I was speaking to my friend Matt Hosking, recently, about the problems with making the time to collaborate when an organisation is in the process of adopting agile.
We often speak to people who feel that collaboration, as emphasised by agile approaches, is an additional time sink. They feel they need to do all their existing work, and on top of that spend time working through problems with colleagues (i.e. the collaboration). To them it’s just extra work with insufficient gain.
“But with collaboration you end up getting to the best outcome more directly, and you waste less time on work leading to poor outcomes,” I said. “Exactly,” said Matt. “And when I talk to people about this they generally agree that collaboration does result in more effective outcomes. So then I like to draw this diagram…” He drew it on a Post-It. I thought I should pass it on.

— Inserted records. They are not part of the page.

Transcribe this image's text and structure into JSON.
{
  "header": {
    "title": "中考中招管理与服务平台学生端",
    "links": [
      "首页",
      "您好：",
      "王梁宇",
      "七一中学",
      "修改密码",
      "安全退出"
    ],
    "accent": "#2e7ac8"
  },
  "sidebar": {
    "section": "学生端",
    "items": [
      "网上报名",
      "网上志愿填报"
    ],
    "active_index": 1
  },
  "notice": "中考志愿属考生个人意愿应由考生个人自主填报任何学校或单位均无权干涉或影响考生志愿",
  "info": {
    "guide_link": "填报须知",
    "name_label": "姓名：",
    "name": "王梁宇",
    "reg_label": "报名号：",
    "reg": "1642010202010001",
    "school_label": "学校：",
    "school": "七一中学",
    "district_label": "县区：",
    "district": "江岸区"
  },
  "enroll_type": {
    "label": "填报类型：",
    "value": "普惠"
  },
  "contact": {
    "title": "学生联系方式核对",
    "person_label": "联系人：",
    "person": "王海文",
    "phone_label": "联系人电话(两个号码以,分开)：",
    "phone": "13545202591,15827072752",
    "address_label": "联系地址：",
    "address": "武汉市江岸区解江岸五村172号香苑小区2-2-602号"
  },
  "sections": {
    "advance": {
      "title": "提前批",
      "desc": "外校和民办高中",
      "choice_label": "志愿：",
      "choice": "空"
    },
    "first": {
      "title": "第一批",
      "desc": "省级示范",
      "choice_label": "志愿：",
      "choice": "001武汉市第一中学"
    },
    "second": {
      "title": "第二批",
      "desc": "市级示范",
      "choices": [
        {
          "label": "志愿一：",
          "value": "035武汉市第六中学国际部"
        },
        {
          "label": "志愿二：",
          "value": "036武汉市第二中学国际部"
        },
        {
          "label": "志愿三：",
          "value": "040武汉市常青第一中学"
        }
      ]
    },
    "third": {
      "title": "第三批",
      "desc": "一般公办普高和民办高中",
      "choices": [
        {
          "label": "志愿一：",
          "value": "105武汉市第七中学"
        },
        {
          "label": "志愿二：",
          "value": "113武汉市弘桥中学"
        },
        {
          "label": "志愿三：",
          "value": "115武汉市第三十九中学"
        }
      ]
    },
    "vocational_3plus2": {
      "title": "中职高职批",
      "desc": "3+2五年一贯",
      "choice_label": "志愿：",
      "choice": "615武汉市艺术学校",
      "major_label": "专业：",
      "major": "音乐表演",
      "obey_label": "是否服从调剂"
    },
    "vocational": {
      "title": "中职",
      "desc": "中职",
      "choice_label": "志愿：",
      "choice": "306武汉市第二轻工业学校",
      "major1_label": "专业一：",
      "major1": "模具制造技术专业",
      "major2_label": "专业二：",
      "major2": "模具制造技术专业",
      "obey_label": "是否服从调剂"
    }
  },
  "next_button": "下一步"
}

In this picture we draw an x-axis showing the project timeline—say it’s 18 months. The y-axis shows how much time we spend on our various requirements.
Then we draw a horizontal line at the 100% level to show that throughout the project we are spending time across across all our requirements.
“Then I ask how much of those initial requirements are typically valid at the end of the project. Last time I did this with some people they reckoned it was between 15% and 20%. But let’s be generous and say it’s 30%…”
So now we also draw a line from 100% at the start to 30% at the end. This shows how much time we’re spending on the valid requirements. We don’t know how our time is split between the two, but for the sake of argument let’s stay it’s a straight line. Then we shade in the area between the two.
“And that’s how much time is wasted on invalid requirements.” The lesson is that if we do collaborate we’re using our time much more effectively, and we can deprioritise many other activities knowing they aren’t adding value.
I think this is a very powerful picture. I hope you find it useful, too.